The Parsis, who don't smoke but gladly drink, follow a sacred triad: good thoughts, good words and good deeds. Making money is good, as long as charity follows. Parsis are legendary for their humor and loyalty to the Hindus who gave them refuge so many centuries ago.
"The survival of the community as a unique religious and ethnic group in [this] century will depend entirely on how much we adhere to these fundamental customs, traditions and precepts," said Norshir Dadrawala, a Parsi who heads up the Center for Advancement of Philanthropy.
Although the Hindus of India -- the world's second most populated country -- are encouraged to have only two children, the influential Parsi Panchayat, which regulates the internal affairs of the community, encourages Parsis to have three or four.
The council -- wealthy through centuries of donations and shrewd real estate deals -- offers to pay expenses for those additional children until they're 18. It also subsidizes housing for thousands of Parsis in an effort to keep them in Bombay.
Rustom Tirandaz, father of Freddy and Darayus and a member of the Parsi council, believes that Parsis must continue to unite and are successful because of good DNA. He scoffs at the medical theory that inbreeding weakens the genes and that his brethren are dying off.
"If we're supposed to be imbeciles and senile, then how come we keep producing intellectual giants?" he said. "Over the centuries, our DNA has been carried down and this superior DNA has been crystallized.

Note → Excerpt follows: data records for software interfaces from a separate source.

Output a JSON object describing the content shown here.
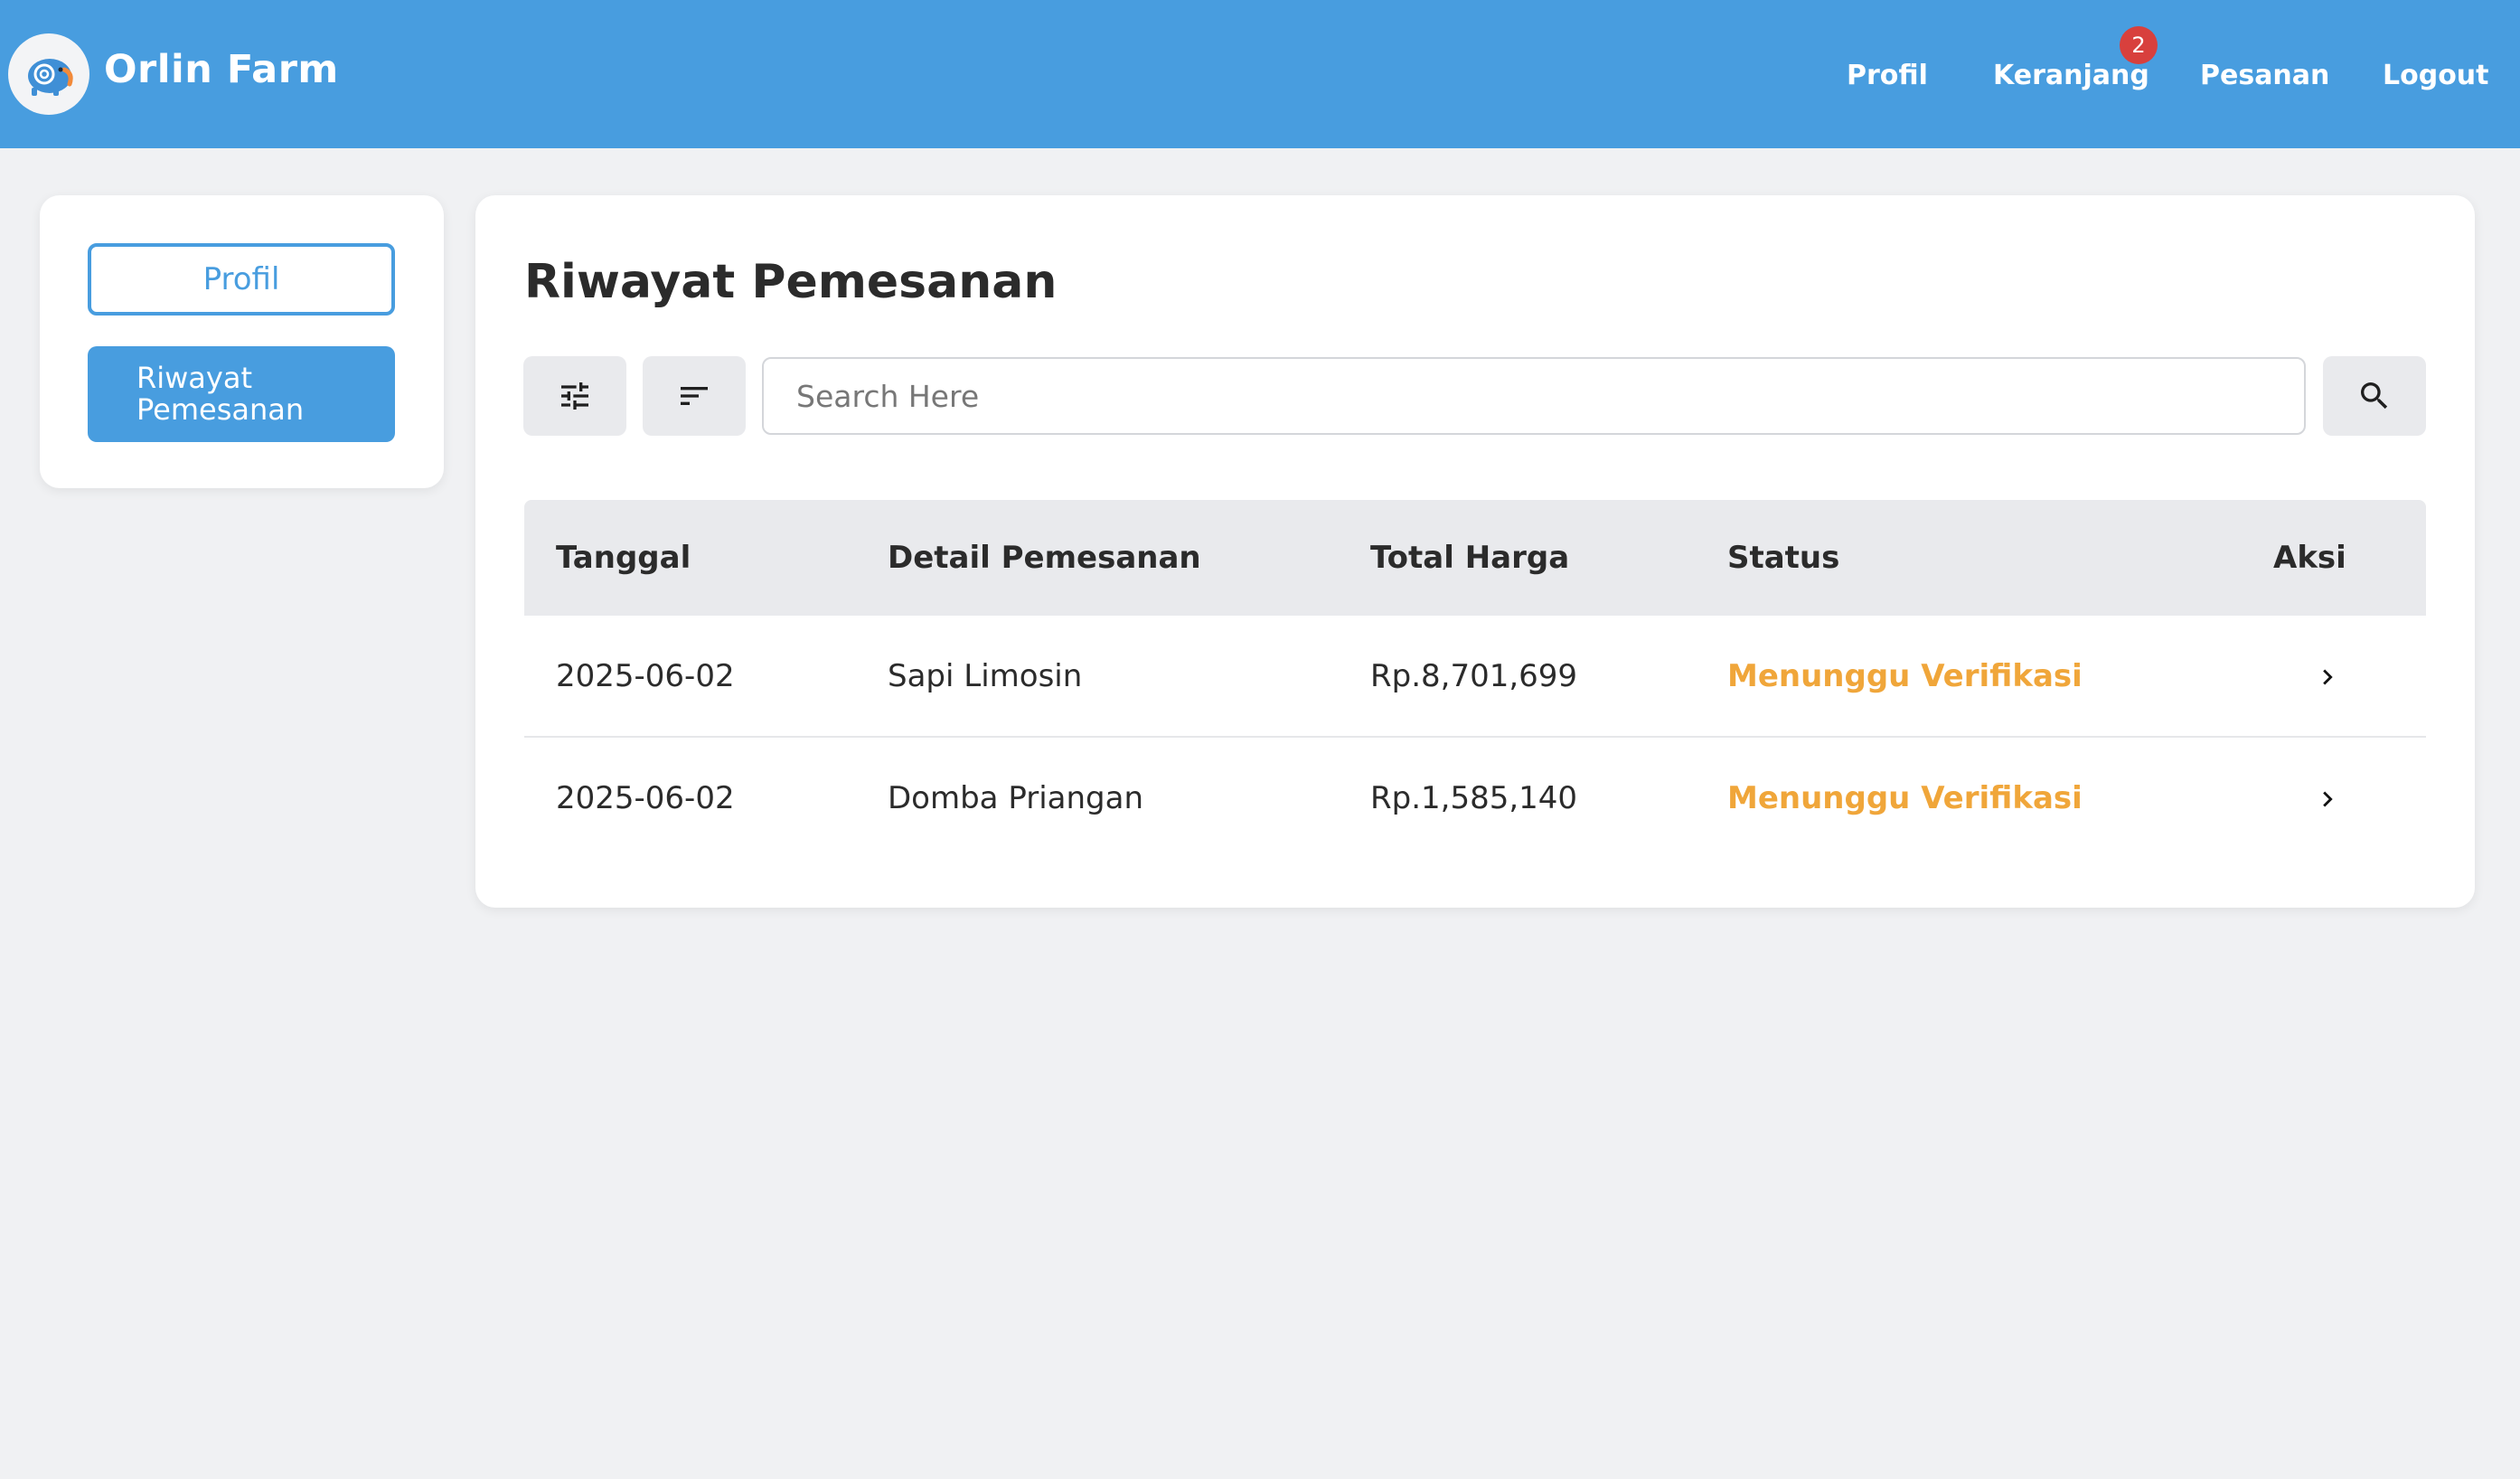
{
  "header": {
    "brand": "Orlin Farm",
    "nav": [
      {
        "label": "Profil"
      },
      {
        "label": "Keranjang",
        "badge": "2"
      },
      {
        "label": "Pesanan"
      },
      {
        "label": "Logout"
      }
    ]
  },
  "sidebar": {
    "items": [
      {
        "label": "Profil"
      },
      {
        "label": "Riwayat Pemesanan"
      }
    ]
  },
  "main": {
    "title": "Riwayat Pemesanan",
    "toolbar": {
      "filter_icon": "tune-icon",
      "sort_icon": "sort-icon",
      "search_placeholder": "Search Here",
      "search_icon": "search-icon"
    },
    "table": {
      "columns": [
        "Tanggal",
        "Detail Pemesanan",
        "Total Harga",
        "Status",
        "Aksi"
      ],
      "rows": [
        {
          "tanggal": "2025-06-02",
          "detail": "Sapi Limosin",
          "total": "Rp.8,701,699",
          "status": "Menunggu Verifikasi"
        },
        {
          "tanggal": "2025-06-02",
          "detail": "Domba Priangan",
          "total": "Rp.1,585,140",
          "status": "Menunggu Verifikasi"
        }
      ]
    }
  },
  "colors": {
    "primary": "#489ddf",
    "status_pending": "#f0a63a",
    "badge": "#d8403d",
    "background": "#f0f1f3"
  }
}
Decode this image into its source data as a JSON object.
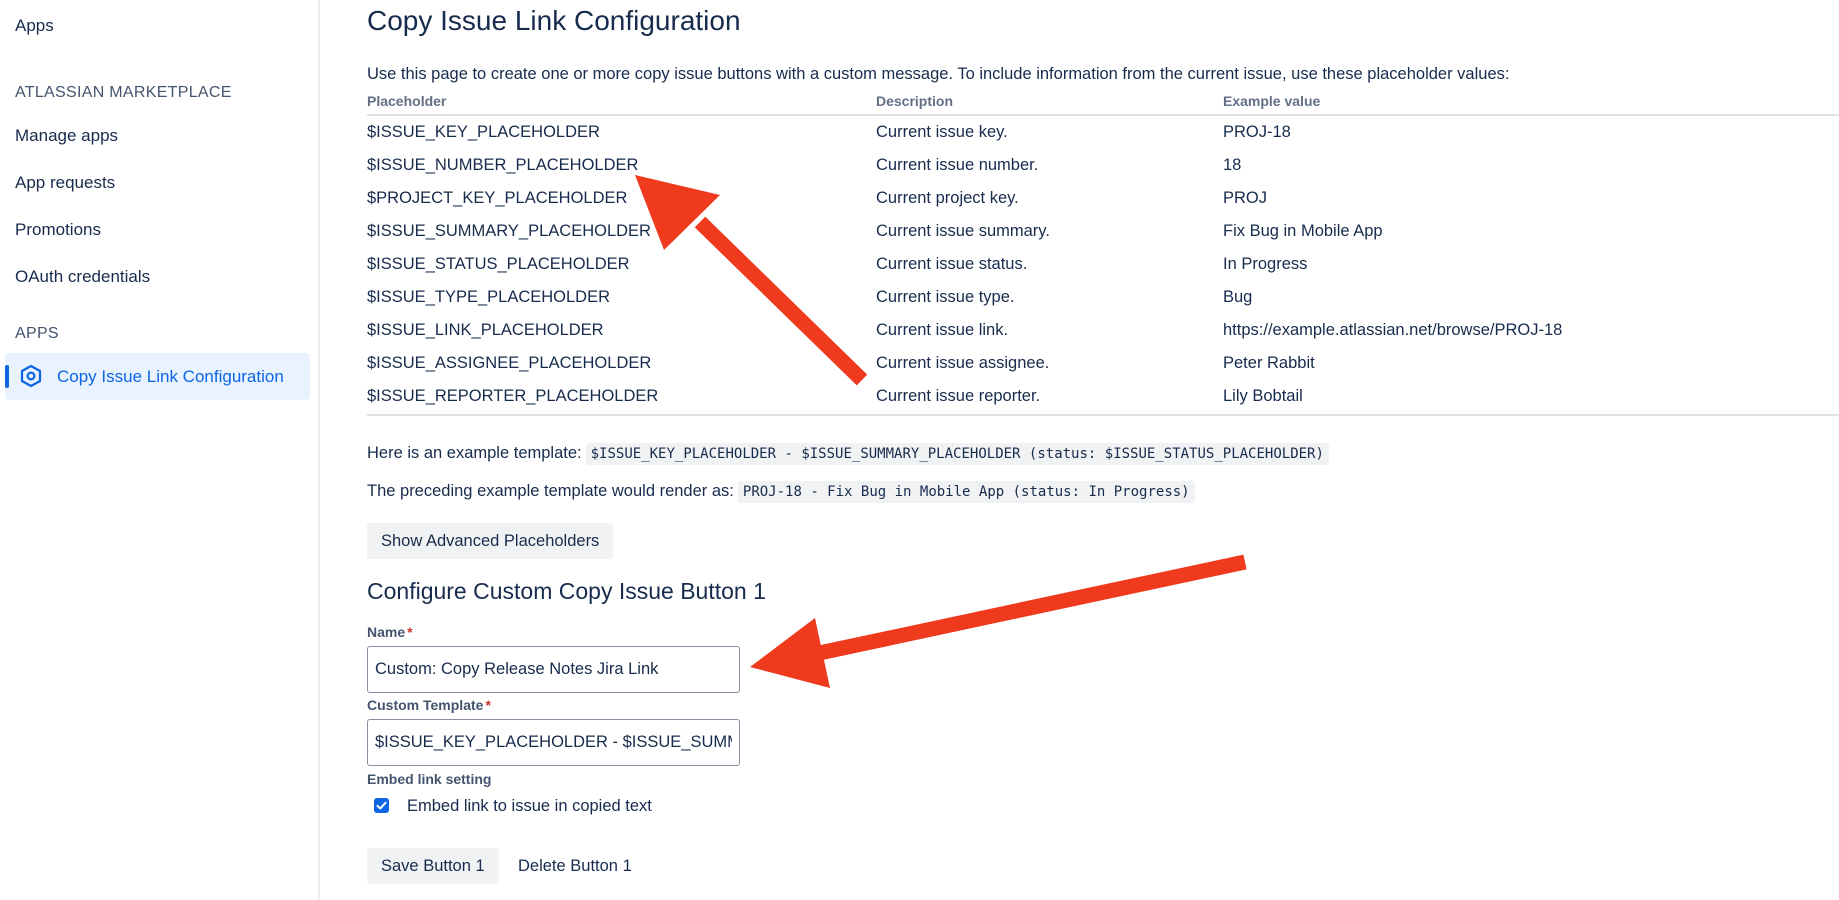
{
  "sidebar": {
    "top_item": "Apps",
    "marketplace_heading": "ATLASSIAN MARKETPLACE",
    "items": [
      "Manage apps",
      "App requests",
      "Promotions",
      "OAuth credentials"
    ],
    "apps_heading": "APPS",
    "active_item": "Copy Issue Link Configuration"
  },
  "main": {
    "title": "Copy Issue Link Configuration",
    "intro": "Use this page to create one or more copy issue buttons with a custom message. To include information from the current issue, use these placeholder values:",
    "table": {
      "headers": [
        "Placeholder",
        "Description",
        "Example value"
      ],
      "rows": [
        [
          "$ISSUE_KEY_PLACEHOLDER",
          "Current issue key.",
          "PROJ-18"
        ],
        [
          "$ISSUE_NUMBER_PLACEHOLDER",
          "Current issue number.",
          "18"
        ],
        [
          "$PROJECT_KEY_PLACEHOLDER",
          "Current project key.",
          "PROJ"
        ],
        [
          "$ISSUE_SUMMARY_PLACEHOLDER",
          "Current issue summary.",
          "Fix Bug in Mobile App"
        ],
        [
          "$ISSUE_STATUS_PLACEHOLDER",
          "Current issue status.",
          "In Progress"
        ],
        [
          "$ISSUE_TYPE_PLACEHOLDER",
          "Current issue type.",
          "Bug"
        ],
        [
          "$ISSUE_LINK_PLACEHOLDER",
          "Current issue link.",
          "https://example.atlassian.net/browse/PROJ-18"
        ],
        [
          "$ISSUE_ASSIGNEE_PLACEHOLDER",
          "Current issue assignee.",
          "Peter Rabbit"
        ],
        [
          "$ISSUE_REPORTER_PLACEHOLDER",
          "Current issue reporter.",
          "Lily Bobtail"
        ]
      ]
    },
    "example_template_label": "Here is an example template:",
    "example_template_code": "$ISSUE_KEY_PLACEHOLDER - $ISSUE_SUMMARY_PLACEHOLDER (status: $ISSUE_STATUS_PLACEHOLDER)",
    "example_render_label": "The preceding example template would render as:",
    "example_render_code": "PROJ-18 - Fix Bug in Mobile App (status: In Progress)",
    "show_advanced_label": "Show Advanced Placeholders",
    "config_title": "Configure Custom Copy Issue Button 1",
    "name_label": "Name",
    "name_value": "Custom: Copy Release Notes Jira Link",
    "template_label": "Custom Template",
    "template_value": "$ISSUE_KEY_PLACEHOLDER - $ISSUE_SUMMARY_PLACEHOLDER",
    "required_marker": "*",
    "embed_heading": "Embed link setting",
    "embed_checkbox_label": "Embed link to issue in copied text",
    "embed_checked": true,
    "save_label": "Save Button 1",
    "delete_label": "Delete Button 1"
  },
  "colors": {
    "accent": "#0c66e4",
    "annotation_arrow": "#f03a1e",
    "required": "#c9372c"
  }
}
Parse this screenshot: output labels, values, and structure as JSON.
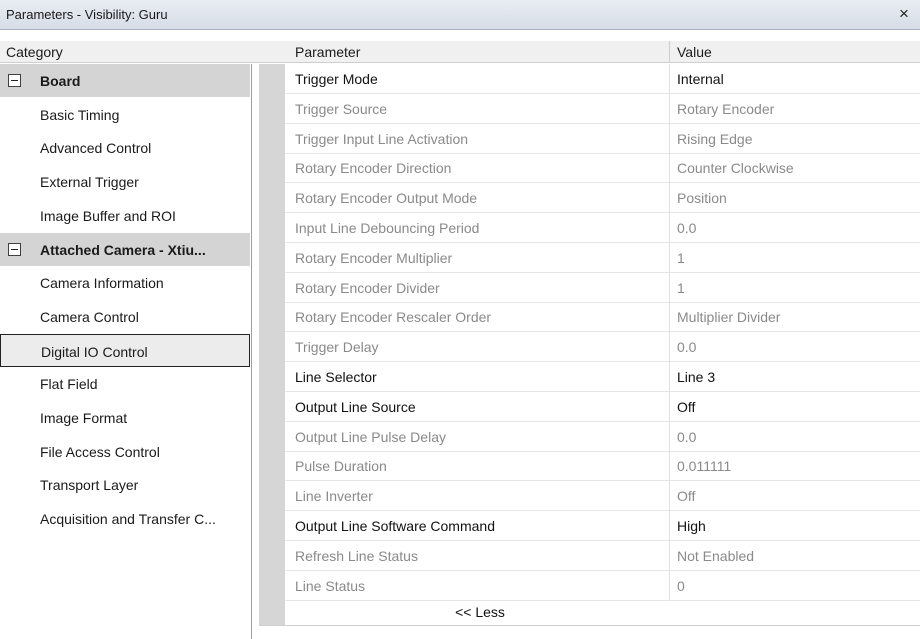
{
  "window": {
    "title": "Parameters - Visibility: Guru",
    "close_glyph": "×"
  },
  "headers": {
    "category": "Category",
    "parameter": "Parameter",
    "value": "Value"
  },
  "categories": [
    {
      "label": "Board",
      "type": "group",
      "expanded": true
    },
    {
      "label": "Basic Timing",
      "type": "item"
    },
    {
      "label": "Advanced Control",
      "type": "item"
    },
    {
      "label": "External Trigger",
      "type": "item"
    },
    {
      "label": "Image Buffer and ROI",
      "type": "item"
    },
    {
      "label": "Attached Camera - Xtiu...",
      "type": "group",
      "expanded": true
    },
    {
      "label": "Camera Information",
      "type": "item"
    },
    {
      "label": "Camera Control",
      "type": "item"
    },
    {
      "label": "Digital IO Control",
      "type": "item",
      "selected": true
    },
    {
      "label": "Flat Field",
      "type": "item"
    },
    {
      "label": "Image Format",
      "type": "item"
    },
    {
      "label": "File Access Control",
      "type": "item"
    },
    {
      "label": "Transport Layer",
      "type": "item"
    },
    {
      "label": "Acquisition and Transfer C...",
      "type": "item"
    }
  ],
  "parameters": [
    {
      "name": "Trigger Mode",
      "value": "Internal",
      "enabled": true
    },
    {
      "name": "Trigger Source",
      "value": "Rotary Encoder",
      "enabled": false
    },
    {
      "name": "Trigger Input Line Activation",
      "value": "Rising Edge",
      "enabled": false
    },
    {
      "name": "Rotary Encoder Direction",
      "value": "Counter Clockwise",
      "enabled": false
    },
    {
      "name": "Rotary Encoder Output Mode",
      "value": "Position",
      "enabled": false
    },
    {
      "name": "Input Line Debouncing Period",
      "value": "0.0",
      "enabled": false
    },
    {
      "name": "Rotary Encoder Multiplier",
      "value": "1",
      "enabled": false
    },
    {
      "name": "Rotary Encoder Divider",
      "value": "1",
      "enabled": false
    },
    {
      "name": "Rotary Encoder Rescaler Order",
      "value": "Multiplier Divider",
      "enabled": false
    },
    {
      "name": "Trigger Delay",
      "value": "0.0",
      "enabled": false
    },
    {
      "name": "Line Selector",
      "value": "Line 3",
      "enabled": true
    },
    {
      "name": "Output Line Source",
      "value": "Off",
      "enabled": true
    },
    {
      "name": "Output Line Pulse Delay",
      "value": "0.0",
      "enabled": false
    },
    {
      "name": "Pulse Duration",
      "value": "0.011111",
      "enabled": false
    },
    {
      "name": "Line Inverter",
      "value": "Off",
      "enabled": false
    },
    {
      "name": "Output Line Software Command",
      "value": "High",
      "enabled": true
    },
    {
      "name": "Refresh Line Status",
      "value": "Not Enabled",
      "enabled": false
    },
    {
      "name": "Line Status",
      "value": "0",
      "enabled": false
    }
  ],
  "less_button": "<< Less"
}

If you take 100 people, you can always pick out the Parsi. He's got that peculiar nose; he's got that look of kindness in his eyes. That's due to centuries of inbreeding."
Tirandaz and other orthodox Parsis concede economics have forced some of their best minds to leave the community for the United States, Britain, Canada and Australia. "But they do leave behind very strong heartstrings," he said.
Khojeste P. Mistree, an Oxford scholar of Zoroastrian studies, said he and his wife, Firoza Punthakey Mistree, pray that their children's heartstrings will cling to Bombay. He and his wife live in a luxury apartment complex reserved for Parsis. Their daughter is studying at Georgia Tech, and their son is preparing to study abroad next year.
The parents believe that, although their children will mostly mingle with non-Zoroastrians, they will not stray.
"We as a community cannot afford that luxury. If in 100 years there is no Parsi ethnicity, then how does one sustain the religion?" he said. "From the point of view of self-preservation, it's what we have to do."